To tell you the truth, i’m not taking the sertraline…I absolutely hate anti-depressants…I thought that the Clonazepam was the one to continue, but i really want to wean myself off of it, along with the alcohol…
Someone please give me some advice before i become like one of those people on Sanjay Gupta’s show tonight that die from mixing meds…
Hoping to hear from someone with some good knowledge. Please.
Thank you

12:08 pm November 19th, 2012

Hi David. Good for you! My suggestion is to consult the specialists at the National Drug Hotline 1-800-662-HELP and ask them where you can go for help detoxing from the anti-anxiety meds. Or for a reference to a psychiatrist who can help you do this. Please let us know if this helps!

michelle
6:03 am March 7th, 2013

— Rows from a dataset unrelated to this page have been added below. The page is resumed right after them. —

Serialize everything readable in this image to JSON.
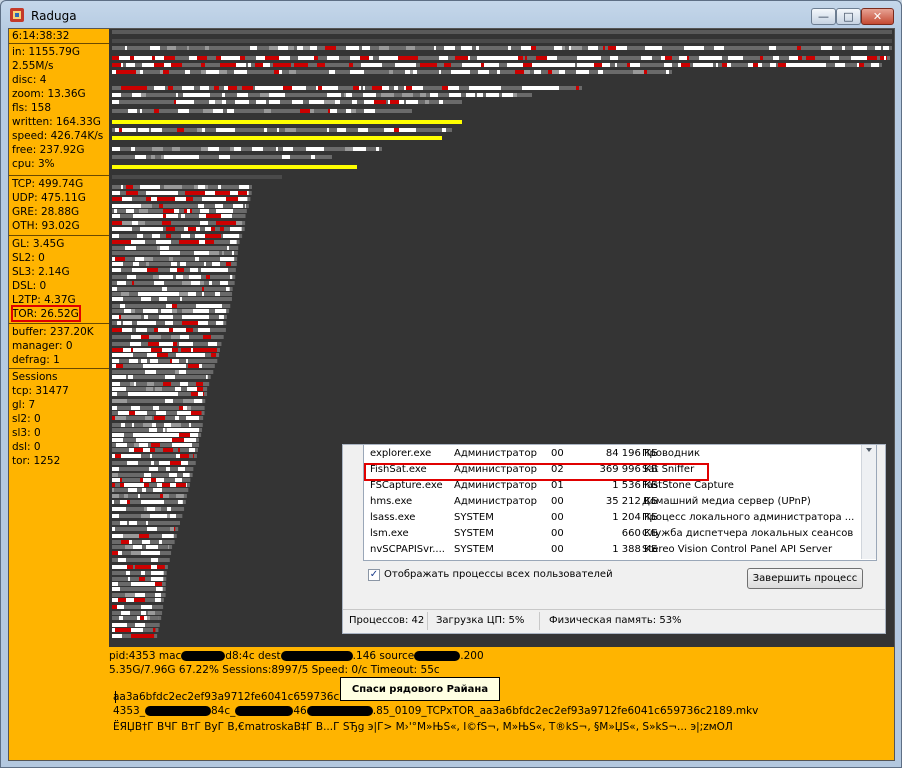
{
  "window": {
    "title": "Raduga"
  },
  "stats": {
    "time": "6:14:38:32",
    "group1": [
      "in: 1155.79G",
      "2.55M/s",
      "disc: 4",
      "zoom: 13.36G",
      "fls: 158",
      "written: 164.33G",
      "speed: 426.74K/s",
      "free: 237.92G",
      "cpu: 3%"
    ],
    "group2": [
      "TCP: 499.74G",
      "UDP: 475.11G",
      "GRE: 28.88G",
      "OTH: 93.02G"
    ],
    "group3": [
      "GL: 3.45G",
      "SL2: 0",
      "SL3: 2.14G",
      "DSL: 0",
      "L2TP: 4.37G",
      "TOR: 26.52G"
    ],
    "group4": [
      "buffer: 237.20K",
      "manager: 0",
      "defrag: 1"
    ],
    "group5": [
      "Sessions",
      "tcp: 31477",
      "gl: 7",
      "sl2: 0",
      "sl3: 0",
      "dsl: 0",
      "tor: 1252"
    ]
  },
  "task_manager": {
    "processes": [
      {
        "name": "explorer.exe",
        "user": "Администратор",
        "cpu": "00",
        "mem": "84 196 КБ",
        "desc": "Проводник"
      },
      {
        "name": "FishSat.exe",
        "user": "Администратор",
        "cpu": "02",
        "mem": "369 996 КБ",
        "desc": "Sat Sniffer"
      },
      {
        "name": "FSCapture.exe",
        "user": "Администратор",
        "cpu": "01",
        "mem": "1 536 КБ",
        "desc": "FastStone Capture"
      },
      {
        "name": "hms.exe",
        "user": "Администратор",
        "cpu": "00",
        "mem": "35 212 КБ",
        "desc": "Домашний медиа сервер (UPnP)"
      },
      {
        "name": "lsass.exe",
        "user": "SYSTEM",
        "cpu": "00",
        "mem": "1 204 КБ",
        "desc": "Процесс локального администратора ..."
      },
      {
        "name": "lsm.exe",
        "user": "SYSTEM",
        "cpu": "00",
        "mem": "660 КБ",
        "desc": "Служба диспетчера локальных сеансов"
      },
      {
        "name": "nvSCPAPISvr....",
        "user": "SYSTEM",
        "cpu": "00",
        "mem": "1 388 КБ",
        "desc": "Stereo Vision Control Panel API Server"
      }
    ],
    "show_all_label": "Отображать процессы всех пользователей",
    "end_process_label": "Завершить процесс",
    "status": {
      "processes": "Процессов: 42",
      "cpu": "Загрузка ЦП: 5%",
      "memory": "Физическая память: 53%"
    }
  },
  "session": {
    "pid_prefix": "pid:4353  mac",
    "pid_mid1": "d8:4c  dest",
    "pid_mid2": ".146  source",
    "pid_end": ".200",
    "line2": "5.35G/7.96G  67.22%  Sessions:8997/5  Speed: 0/c  Timeout: 55c",
    "hash": "aa3a6bfdc2ec2ef93a9712fe6041c659736c2189",
    "file_prefix": "4353_",
    "file_mid1": "84c_",
    "file_mid2": "46",
    "file_end": ".85_0109_TCPxTOR_aa3a6bfdc2ec2ef93a9712fe6041c659736c2189.mkv",
    "garbled": "ЁЯЏВ†Г ВЧГ ВтГ ВуГ В,€matroskaВ‡Г В...Г  ЅЂg    э|Г> М›'°М»ЊЅ«, І©fЅ¬,  М»ЊЅ«, Т®kЅ¬, §М»ЏЅ«, Ѕ»kЅ¬... э|;zмОЛ",
    "tooltip": "Спаси рядового Райана"
  }
}
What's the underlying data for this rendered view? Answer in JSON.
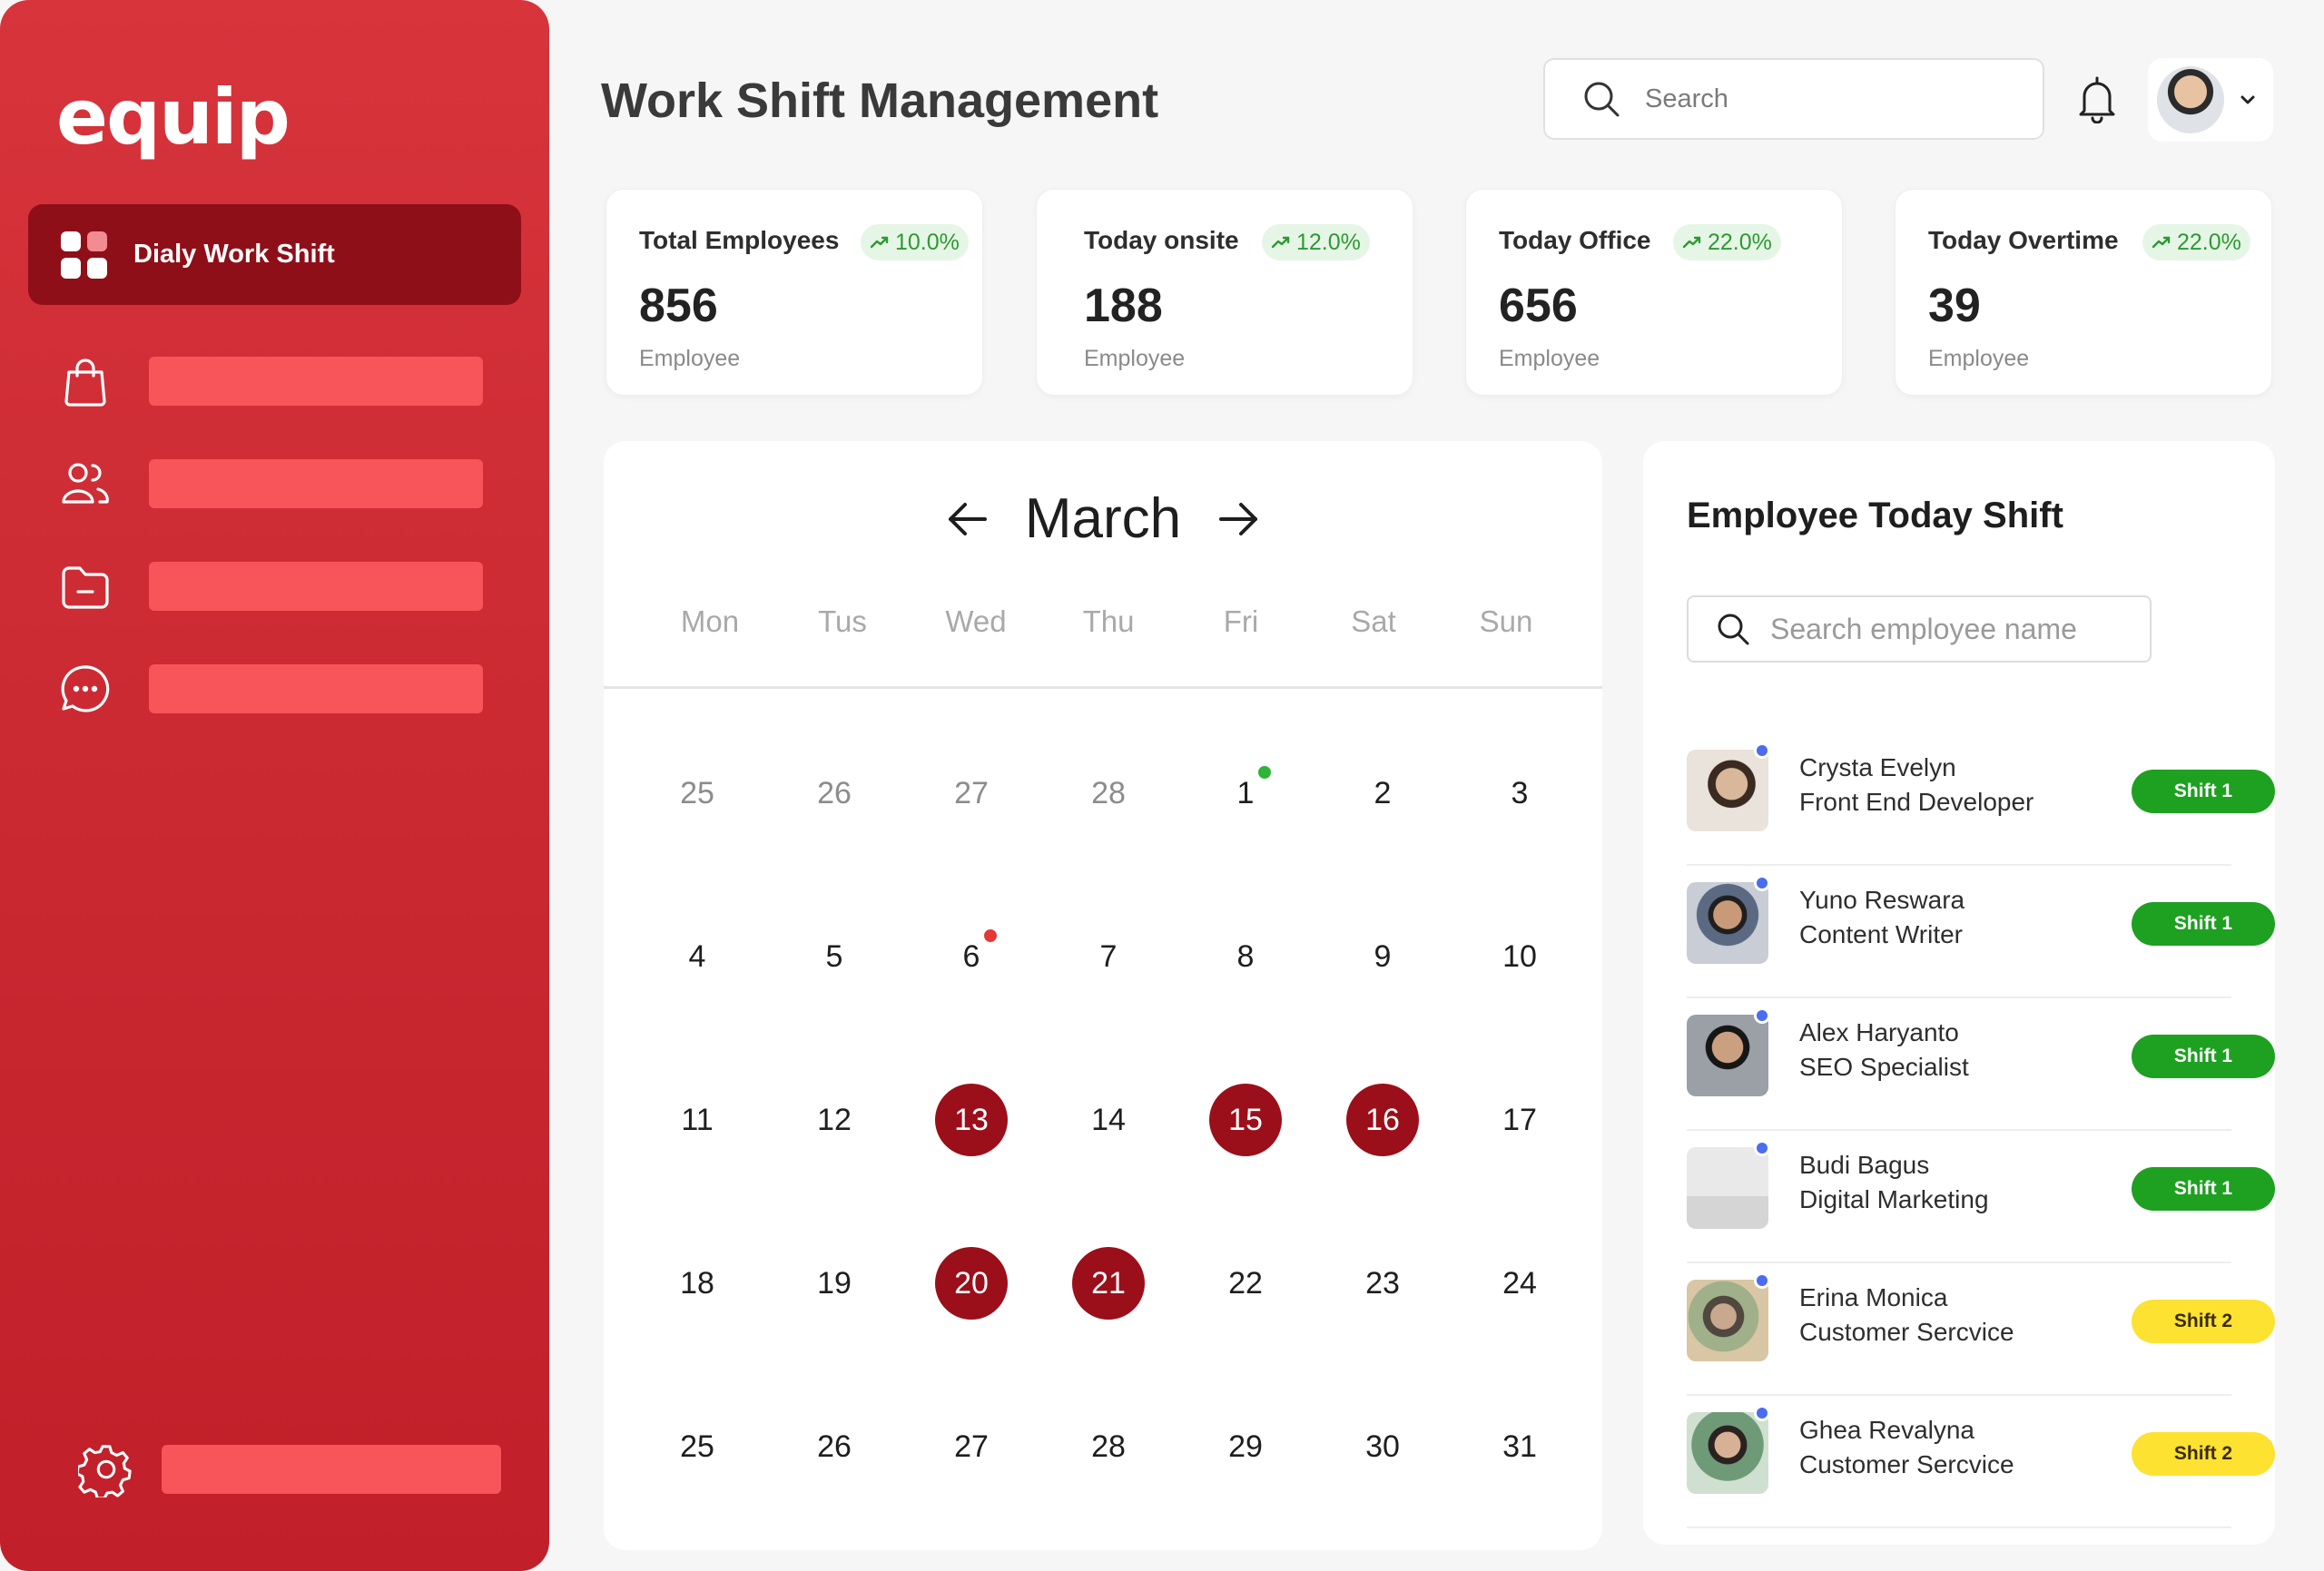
{
  "app": {
    "logo": "equip",
    "page_title": "Work Shift Management"
  },
  "sidebar": {
    "active_item": "Dialy Work Shift",
    "items": [
      {
        "icon": "shopping-bag-icon"
      },
      {
        "icon": "users-icon"
      },
      {
        "icon": "folder-icon"
      },
      {
        "icon": "chat-icon"
      }
    ],
    "settings_icon": "gear-icon"
  },
  "header": {
    "search_placeholder": "Search",
    "notification_icon": "bell-icon"
  },
  "stats": [
    {
      "title": "Total Employees",
      "change": "10.0%",
      "value": "856",
      "unit": "Employee"
    },
    {
      "title": "Today onsite",
      "change": "12.0%",
      "value": "188",
      "unit": "Employee"
    },
    {
      "title": "Today Office",
      "change": "22.0%",
      "value": "656",
      "unit": "Employee"
    },
    {
      "title": "Today Overtime",
      "change": "22.0%",
      "value": "39",
      "unit": "Employee"
    }
  ],
  "calendar": {
    "month": "March",
    "weekdays": [
      "Mon",
      "Tus",
      "Wed",
      "Thu",
      "Fri",
      "Sat",
      "Sun"
    ],
    "weeks": [
      [
        "25",
        "26",
        "27",
        "28",
        "1",
        "2",
        "3"
      ],
      [
        "4",
        "5",
        "6",
        "7",
        "8",
        "9",
        "10"
      ],
      [
        "11",
        "12",
        "13",
        "14",
        "15",
        "16",
        "17"
      ],
      [
        "18",
        "19",
        "20",
        "21",
        "22",
        "23",
        "24"
      ],
      [
        "25",
        "26",
        "27",
        "28",
        "29",
        "30",
        "31"
      ]
    ],
    "muted_first_week_count": 4,
    "highlighted": [
      "13",
      "15",
      "16",
      "20",
      "21"
    ],
    "marker_green": "1",
    "marker_red": "6",
    "colors": {
      "highlight": "#9b0f1a",
      "green_dot": "#2fb33a",
      "red_dot": "#e53935"
    }
  },
  "employees_panel": {
    "title": "Employee Today Shift",
    "search_placeholder": "Search employee name",
    "employees": [
      {
        "name": "Crysta Evelyn",
        "role": "Front End Developer",
        "shift": "Shift 1",
        "type": "s1"
      },
      {
        "name": "Yuno Reswara",
        "role": "Content Writer",
        "shift": "Shift 1",
        "type": "s1"
      },
      {
        "name": "Alex Haryanto",
        "role": "SEO Specialist",
        "shift": "Shift 1",
        "type": "s1"
      },
      {
        "name": "Budi Bagus",
        "role": "Digital Marketing",
        "shift": "Shift 1",
        "type": "s1"
      },
      {
        "name": "Erina Monica",
        "role": "Customer Sercvice",
        "shift": "Shift 2",
        "type": "s2"
      },
      {
        "name": "Ghea Revalyna",
        "role": "Customer Sercvice",
        "shift": "Shift 2",
        "type": "s2"
      }
    ]
  }
}
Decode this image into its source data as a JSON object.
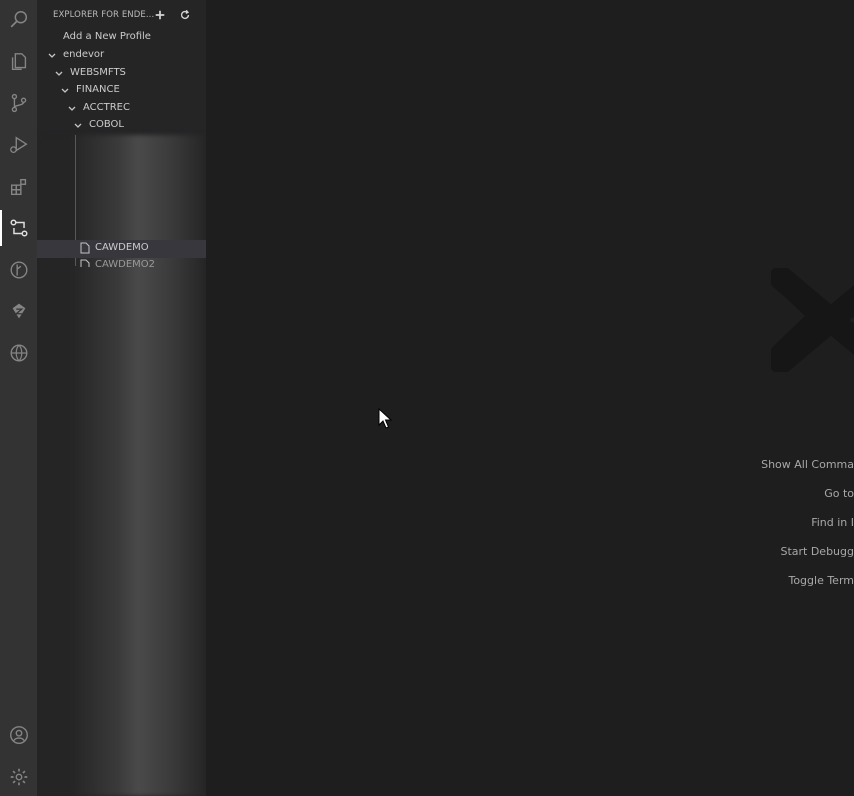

I was going through a divorce and in another relationship drinking very heavy every night battling my own demons and couldn’t sleep…went into a very idol state, becoming weak both mentally and physically, having negative and insecure thoughts/feelings. I was becoming very lost, not going to church when I should of been. One night after drinking heavy my boyfriend left me and I went off the deep end and tried to end my life. I took 5-7 ativan and blacked out, but got in my car and somehow wrecked it, but don’t remember how. It felt like a bomb went off inside my head and the next morning I couldn’t go back to work and wouldn’t leave my house. This went on for 3 more weeks, maybe I was possesed/evil… I felt/smelled evilness all around me. I couldn’t handle it… I attempted again with 15-20 sleeping pills. I dozed off and saw my soul leave my body and when I woke up I was horrified for I had gone to hell inside my own body being alive without a soul. I didn’t sleep for at least 4 months, would not eat or drink anything for a month because any kind of food smelled and tasted like poop, lost 40 pounds in a month, etc. It has been 2 yrs since this happened and I am just now starting to feel a tiny bit human. My body is starting to function a little better and today was the 1st time I cooked since this happened. Thank the Lord, I am starting to sleep a little better and food is starting to taste better and I’m having bowel movements more frequently without as much pain, before I would go 2-3 weeks without one and when I did it felt like someone was cutting a knife through me. This has nothing to do with science or psychology and is all spiritual, for I truly hope and believe God is working a miracle and slowly restoring my soul. I have been praying for this the last 2 years and I feel it slowly happening. Any thoughts, suggestions or comments…please e-mail me. Thank you